> **About this task**
Leave the pictures out and print every record below exactly as it stands.

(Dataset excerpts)
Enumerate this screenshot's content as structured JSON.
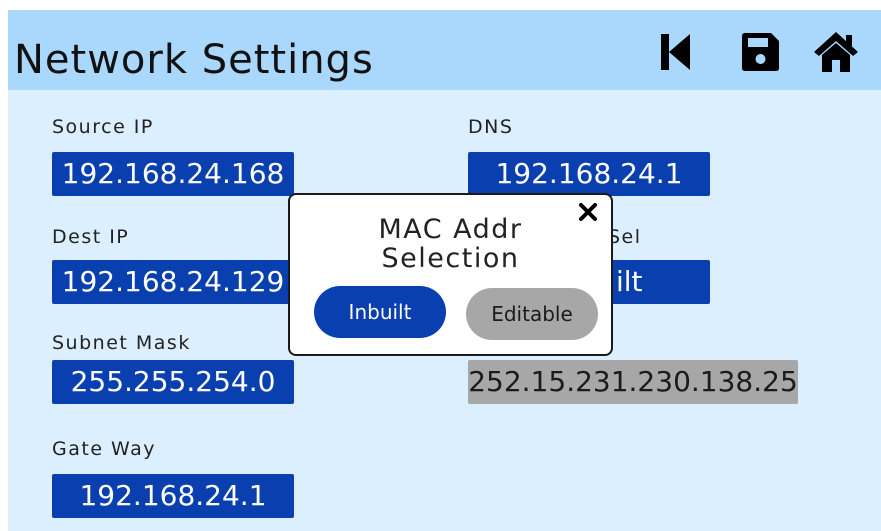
{
  "header": {
    "title": "Network Settings"
  },
  "toolbar": {
    "back_icon": "skip-back-icon",
    "save_icon": "save-icon",
    "home_icon": "home-icon"
  },
  "fields": {
    "source_ip": {
      "label": "Source IP",
      "value": "192.168.24.168"
    },
    "dest_ip": {
      "label": "Dest IP",
      "value": "192.168.24.129"
    },
    "subnet_mask": {
      "label": "Subnet Mask",
      "value": "255.255.254.0"
    },
    "gateway": {
      "label": "Gate Way",
      "value": "192.168.24.1"
    },
    "dns": {
      "label": "DNS",
      "value": "192.168.24.1"
    },
    "mac_sel": {
      "label_fragment": "Sel",
      "value_fragment": "ilt"
    },
    "mac_addr": {
      "value": "252.15.231.230.138.25"
    }
  },
  "popup": {
    "title_line1": "MAC Addr",
    "title_line2": "Selection",
    "inbuilt_label": "Inbuilt",
    "editable_label": "Editable",
    "close_icon": "close-icon"
  },
  "colors": {
    "header_bg": "#aad8fc",
    "screen_bg": "#dcefff",
    "field_blue": "#0a3fb0",
    "field_grey": "#a7a7a7"
  }
}
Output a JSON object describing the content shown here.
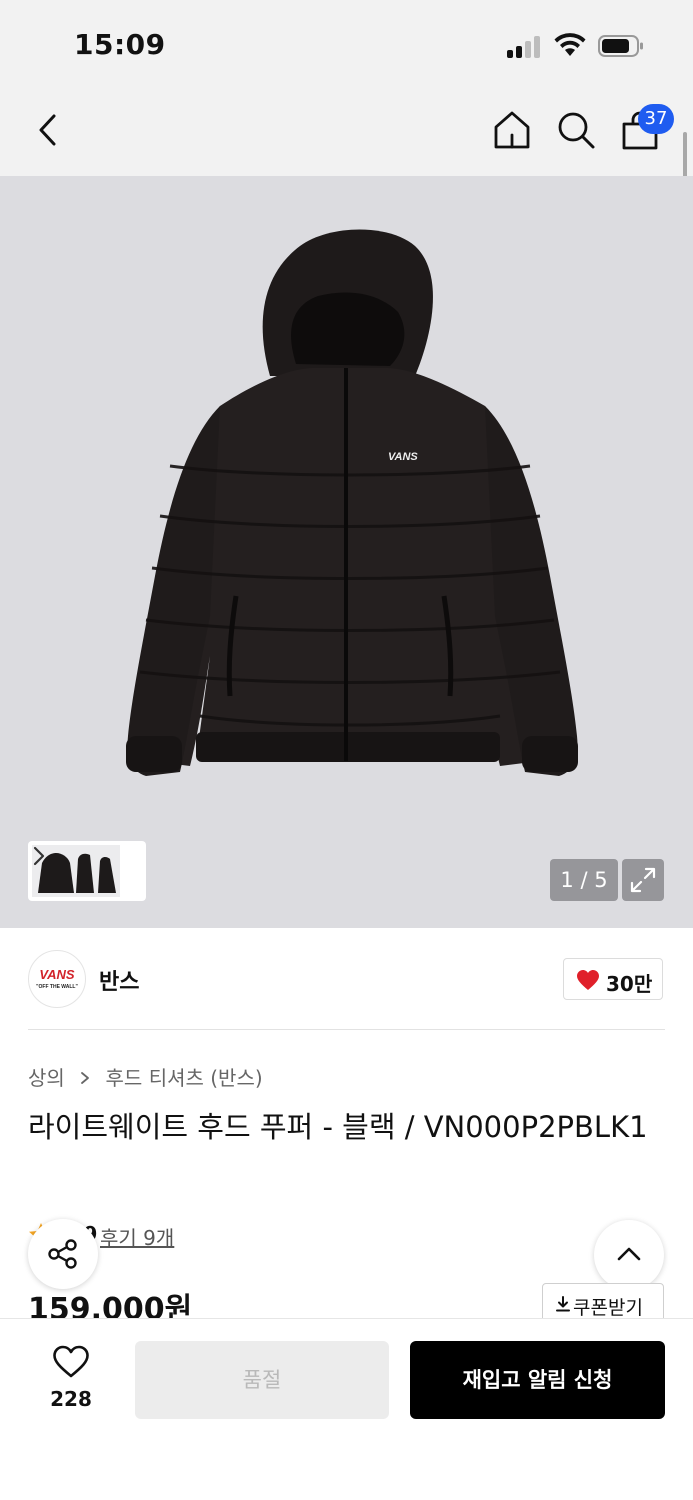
{
  "status_bar": {
    "time": "15:09"
  },
  "nav": {
    "cart_count": "37"
  },
  "gallery": {
    "page_indicator": "1 / 5",
    "background_color": "#dcdce0"
  },
  "brand": {
    "logo_word": "VANS",
    "logo_tagline": "\"OFF THE WALL\"",
    "name": "반스",
    "like_count": "30만"
  },
  "product": {
    "breadcrumb": [
      "상의",
      "후드 티셔츠 (반스)"
    ],
    "title": "라이트웨이트 후드 푸퍼 - 블랙 / VN000P2PBLK1",
    "rating": "4.9",
    "review_link": "후기 9개",
    "price": "159,000원",
    "coupon_label": "쿠폰받기",
    "print_logo": "VANS"
  },
  "bottom_bar": {
    "wish_count": "228",
    "soldout_label": "품절",
    "restock_label": "재입고 알림 신청"
  },
  "colors": {
    "accent_blue": "#1f5cf0",
    "heart_red": "#e0202a",
    "star_orange": "#f5a623",
    "primary_black": "#000000"
  },
  "icons": [
    "back-icon",
    "home-icon",
    "search-icon",
    "bag-icon",
    "chevron-right-icon",
    "expand-icon",
    "heart-filled-icon",
    "star-icon",
    "share-icon",
    "chevron-up-icon",
    "download-icon",
    "heart-outline-icon"
  ]
}
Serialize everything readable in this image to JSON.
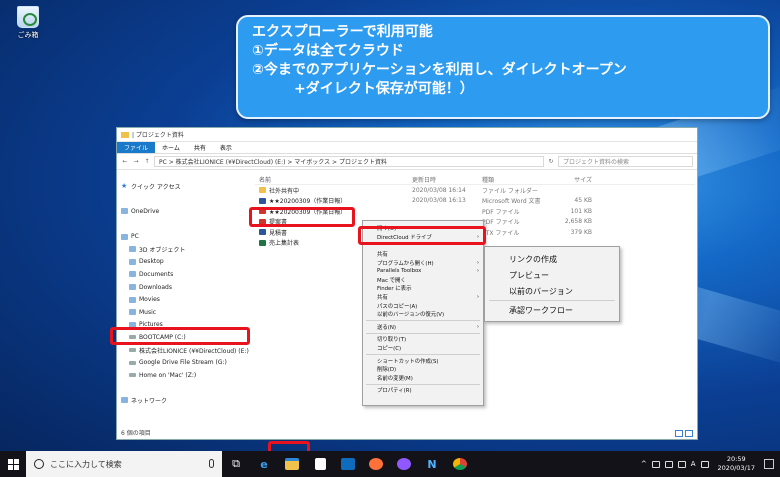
{
  "desktop": {
    "recycle_bin_label": "ごみ箱"
  },
  "callout": {
    "line1": "エクスプローラーで利用可能",
    "line2": "①データは全てクラウド",
    "line3": "②今までのアプリケーションを利用し、ダイレクトオープン",
    "line4": "+ダイレクト保存が可能！）"
  },
  "explorer": {
    "title": "| プロジェクト資料",
    "ribbon_tabs": [
      "ファイル",
      "ホーム",
      "共有",
      "表示"
    ],
    "path": "PC  >  株式会社LIONICE (¥¥DirectCloud) (E:)  >  マイボックス  >  プロジェクト資料",
    "search_placeholder": "プロジェクト資料の検索",
    "sidebar": [
      {
        "label": "クイック アクセス",
        "icon": "star-icon"
      },
      {
        "label": "",
        "icon": ""
      },
      {
        "label": "OneDrive",
        "icon": "cloud-icon"
      },
      {
        "label": "",
        "icon": ""
      },
      {
        "label": "PC",
        "icon": "pc-icon"
      },
      {
        "label": "3D オブジェクト",
        "icon": "folder-icon"
      },
      {
        "label": "Desktop",
        "icon": "folder-icon"
      },
      {
        "label": "Documents",
        "icon": "folder-icon"
      },
      {
        "label": "Downloads",
        "icon": "folder-icon"
      },
      {
        "label": "Movies",
        "icon": "folder-icon"
      },
      {
        "label": "Music",
        "icon": "folder-icon"
      },
      {
        "label": "Pictures",
        "icon": "folder-icon"
      },
      {
        "label": "BOOTCAMP (C:)",
        "icon": "drive-icon"
      },
      {
        "label": "株式会社LIONICE (¥¥DirectCloud) (E:)",
        "icon": "drive-icon"
      },
      {
        "label": "Google Drive File Stream (G:)",
        "icon": "drive-icon"
      },
      {
        "label": "Home on 'Mac' (Z:)",
        "icon": "drive-icon"
      },
      {
        "label": "",
        "icon": ""
      },
      {
        "label": "ネットワーク",
        "icon": "network-icon"
      }
    ],
    "columns": [
      "名前",
      "更新日時",
      "種類",
      "サイズ"
    ],
    "files": [
      {
        "name": "社外共有中",
        "date": "2020/03/08 16:14",
        "type": "ファイル フォルダー",
        "size": "",
        "color": "#f0c14b"
      },
      {
        "name": "★★20200309（作業日報）",
        "date": "2020/03/08 16:13",
        "type": "Microsoft Word 文書",
        "size": "45 KB",
        "color": "#2b579a"
      },
      {
        "name": "★★20200309（作業日報）",
        "date": "",
        "type": "PDF ファイル",
        "size": "101 KB",
        "color": "#d0342c"
      },
      {
        "name": "提案書",
        "date": "",
        "type": "PDF ファイル",
        "size": "2,658 KB",
        "color": "#d0342c"
      },
      {
        "name": "見積書",
        "date": "",
        "type": "RTX ファイル",
        "size": "379 KB",
        "color": "#2b579a"
      },
      {
        "name": "売上集計表",
        "date": "",
        "type": "",
        "size": "",
        "color": "#217346"
      }
    ],
    "status": "6 個の項目"
  },
  "context_menu": {
    "items": [
      {
        "label": "開く(O)",
        "arrow": ""
      },
      {
        "label": "DirectCloud ドライブ",
        "arrow": "›"
      },
      {
        "label": "",
        "arrow": ""
      },
      {
        "label": "共有",
        "arrow": ""
      },
      {
        "label": "プログラムから開く(H)",
        "arrow": "›"
      },
      {
        "label": "Parallels Toolbox",
        "arrow": "›"
      },
      {
        "label": "Mac で開く",
        "arrow": ""
      },
      {
        "label": "Finder に表示",
        "arrow": ""
      },
      {
        "label": "共有",
        "arrow": "›"
      },
      {
        "label": "パスのコピー(A)",
        "arrow": ""
      },
      {
        "label": "以前のバージョンの復元(V)",
        "arrow": ""
      },
      {
        "label": "---",
        "arrow": ""
      },
      {
        "label": "送る(N)",
        "arrow": "›"
      },
      {
        "label": "---",
        "arrow": ""
      },
      {
        "label": "切り取り(T)",
        "arrow": ""
      },
      {
        "label": "コピー(C)",
        "arrow": ""
      },
      {
        "label": "---",
        "arrow": ""
      },
      {
        "label": "ショートカットの作成(S)",
        "arrow": ""
      },
      {
        "label": "削除(D)",
        "arrow": ""
      },
      {
        "label": "名前の変更(M)",
        "arrow": ""
      },
      {
        "label": "---",
        "arrow": ""
      },
      {
        "label": "プロパティ(R)",
        "arrow": ""
      }
    ]
  },
  "submenu": {
    "items": [
      "リンクの作成",
      "プレビュー",
      "以前のバージョン",
      "---",
      "承認ワークフロー"
    ]
  },
  "taskbar": {
    "search_placeholder": "ここに入力して検索",
    "time": "20:59",
    "date": "2020/03/17",
    "lang": "A"
  },
  "colors": {
    "highlight": "#e8131c",
    "callout": "#2d9bf0",
    "ribbon_file": "#1979ca"
  }
}
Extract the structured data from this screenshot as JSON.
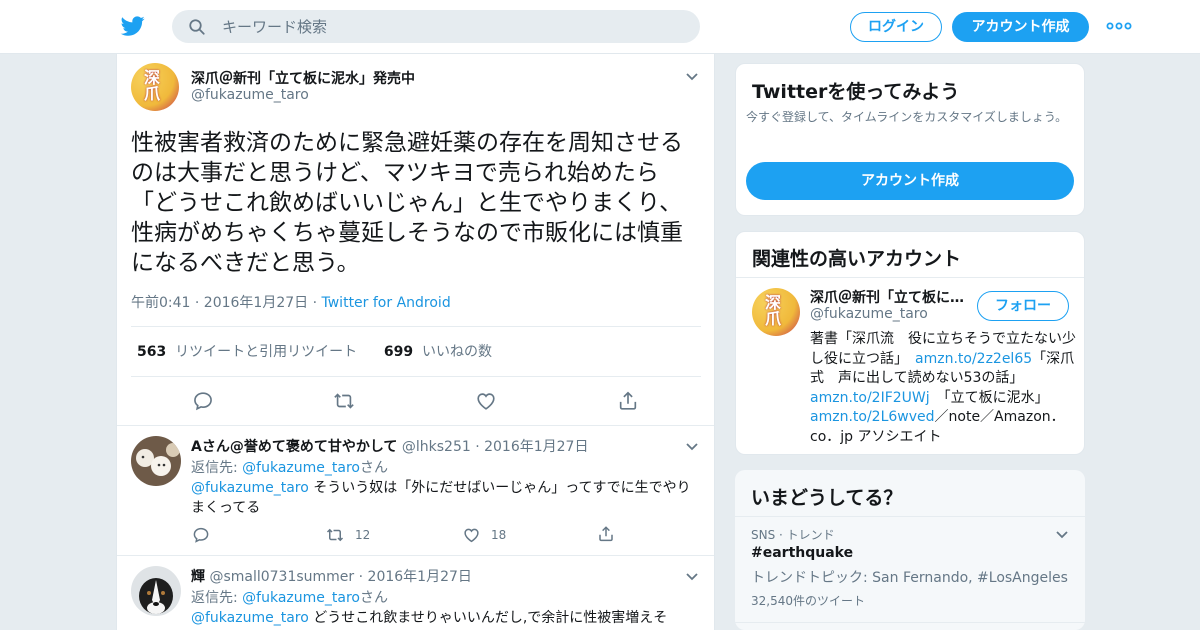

> **Answer below**
Enumerate this screenshot's content as structured JSON.
{
  "header": {
    "title": "Network Settings"
  },
  "toolbar": {
    "back_icon": "skip-back-icon",
    "save_icon": "save-icon",
    "home_icon": "home-icon"
  },
  "fields": {
    "source_ip": {
      "label": "Source IP",
      "value": "192.168.24.168"
    },
    "dest_ip": {
      "label": "Dest IP",
      "value": "192.168.24.129"
    },
    "subnet_mask": {
      "label": "Subnet Mask",
      "value": "255.255.254.0"
    },
    "gateway": {
      "label": "Gate Way",
      "value": "192.168.24.1"
    },
    "dns": {
      "label": "DNS",
      "value": "192.168.24.1"
    },
    "mac_sel": {
      "label_fragment": "Sel",
      "value_fragment": "ilt"
    },
    "mac_addr": {
      "value": "252.15.231.230.138.25"
    }
  },
  "popup": {
    "title_line1": "MAC Addr",
    "title_line2": "Selection",
    "inbuilt_label": "Inbuilt",
    "editable_label": "Editable",
    "close_icon": "close-icon"
  },
  "colors": {
    "header_bg": "#aad8fc",
    "screen_bg": "#dcefff",
    "field_blue": "#0a3fb0",
    "field_grey": "#a7a7a7"
  }
}
Output a JSON object describing the content shown here.
{
  "status_bar": {
    "time": "15:09"
  },
  "nav": {
    "cart_count": "37"
  },
  "gallery": {
    "page_indicator": "1 / 5",
    "background_color": "#dcdce0"
  },
  "brand": {
    "logo_word": "VANS",
    "logo_tagline": "\"OFF THE WALL\"",
    "name": "반스",
    "like_count": "30만"
  },
  "product": {
    "breadcrumb": [
      "상의",
      "후드 티셔츠 (반스)"
    ],
    "title": "라이트웨이트 후드 푸퍼 - 블랙 / VN000P2PBLK1",
    "rating": "4.9",
    "review_link": "후기 9개",
    "price": "159,000원",
    "coupon_label": "쿠폰받기",
    "print_logo": "VANS"
  },
  "bottom_bar": {
    "wish_count": "228",
    "soldout_label": "품절",
    "restock_label": "재입고 알림 신청"
  },
  "colors": {
    "accent_blue": "#1f5cf0",
    "heart_red": "#e0202a",
    "star_orange": "#f5a623",
    "primary_black": "#000000"
  },
  "icons": [
    "back-icon",
    "home-icon",
    "search-icon",
    "bag-icon",
    "chevron-right-icon",
    "expand-icon",
    "heart-filled-icon",
    "star-icon",
    "share-icon",
    "chevron-up-icon",
    "download-icon",
    "heart-outline-icon"
  ]
}
Serialize everything readable in this image to JSON.
{
  "desktop": {
    "recycle_bin_label": "ごみ箱"
  },
  "callout": {
    "line1": "エクスプローラーで利用可能",
    "line2": "①データは全てクラウド",
    "line3": "②今までのアプリケーションを利用し、ダイレクトオープン",
    "line4": "+ダイレクト保存が可能！）"
  },
  "explorer": {
    "title": "| プロジェクト資料",
    "ribbon_tabs": [
      "ファイル",
      "ホーム",
      "共有",
      "表示"
    ],
    "path": "PC  >  株式会社LIONICE (¥¥DirectCloud) (E:)  >  マイボックス  >  プロジェクト資料",
    "search_placeholder": "プロジェクト資料の検索",
    "sidebar": [
      {
        "label": "クイック アクセス",
        "icon": "star-icon"
      },
      {
        "label": "",
        "icon": ""
      },
      {
        "label": "OneDrive",
        "icon": "cloud-icon"
      },
      {
        "label": "",
        "icon": ""
      },
      {
        "label": "PC",
        "icon": "pc-icon"
      },
      {
        "label": "3D オブジェクト",
        "icon": "folder-icon"
      },
      {
        "label": "Desktop",
        "icon": "folder-icon"
      },
      {
        "label": "Documents",
        "icon": "folder-icon"
      },
      {
        "label": "Downloads",
        "icon": "folder-icon"
      },
      {
        "label": "Movies",
        "icon": "folder-icon"
      },
      {
        "label": "Music",
        "icon": "folder-icon"
      },
      {
        "label": "Pictures",
        "icon": "folder-icon"
      },
      {
        "label": "BOOTCAMP (C:)",
        "icon": "drive-icon"
      },
      {
        "label": "株式会社LIONICE (¥¥DirectCloud) (E:)",
        "icon": "drive-icon"
      },
      {
        "label": "Google Drive File Stream (G:)",
        "icon": "drive-icon"
      },
      {
        "label": "Home on 'Mac' (Z:)",
        "icon": "drive-icon"
      },
      {
        "label": "",
        "icon": ""
      },
      {
        "label": "ネットワーク",
        "icon": "network-icon"
      }
    ],
    "columns": [
      "名前",
      "更新日時",
      "種類",
      "サイズ"
    ],
    "files": [
      {
        "name": "社外共有中",
        "date": "2020/03/08 16:14",
        "type": "ファイル フォルダー",
        "size": "",
        "color": "#f0c14b"
      },
      {
        "name": "★★20200309（作業日報）",
        "date": "2020/03/08 16:13",
        "type": "Microsoft Word 文書",
        "size": "45 KB",
        "color": "#2b579a"
      },
      {
        "name": "★★20200309（作業日報）",
        "date": "",
        "type": "PDF ファイル",
        "size": "101 KB",
        "color": "#d0342c"
      },
      {
        "name": "提案書",
        "date": "",
        "type": "PDF ファイル",
        "size": "2,658 KB",
        "color": "#d0342c"
      },
      {
        "name": "見積書",
        "date": "",
        "type": "RTX ファイル",
        "size": "379 KB",
        "color": "#2b579a"
      },
      {
        "name": "売上集計表",
        "date": "",
        "type": "",
        "size": "",
        "color": "#217346"
      }
    ],
    "status": "6 個の項目"
  },
  "context_menu": {
    "items": [
      {
        "label": "開く(O)",
        "arrow": ""
      },
      {
        "label": "DirectCloud ドライブ",
        "arrow": "›"
      },
      {
        "label": "",
        "arrow": ""
      },
      {
        "label": "共有",
        "arrow": ""
      },
      {
        "label": "プログラムから開く(H)",
        "arrow": "›"
      },
      {
        "label": "Parallels Toolbox",
        "arrow": "›"
      },
      {
        "label": "Mac で開く",
        "arrow": ""
      },
      {
        "label": "Finder に表示",
        "arrow": ""
      },
      {
        "label": "共有",
        "arrow": "›"
      },
      {
        "label": "パスのコピー(A)",
        "arrow": ""
      },
      {
        "label": "以前のバージョンの復元(V)",
        "arrow": ""
      },
      {
        "label": "---",
        "arrow": ""
      },
      {
        "label": "送る(N)",
        "arrow": "›"
      },
      {
        "label": "---",
        "arrow": ""
      },
      {
        "label": "切り取り(T)",
        "arrow": ""
      },
      {
        "label": "コピー(C)",
        "arrow": ""
      },
      {
        "label": "---",
        "arrow": ""
      },
      {
        "label": "ショートカットの作成(S)",
        "arrow": ""
      },
      {
        "label": "削除(D)",
        "arrow": ""
      },
      {
        "label": "名前の変更(M)",
        "arrow": ""
      },
      {
        "label": "---",
        "arrow": ""
      },
      {
        "label": "プロパティ(R)",
        "arrow": ""
      }
    ]
  },
  "submenu": {
    "items": [
      "リンクの作成",
      "プレビュー",
      "以前のバージョン",
      "---",
      "承認ワークフロー"
    ]
  },
  "taskbar": {
    "search_placeholder": "ここに入力して検索",
    "time": "20:59",
    "date": "2020/03/17",
    "lang": "A"
  },
  "colors": {
    "highlight": "#e8131c",
    "callout": "#2d9bf0",
    "ribbon_file": "#1979ca"
  }
}
Extract the structured data from this screenshot as JSON.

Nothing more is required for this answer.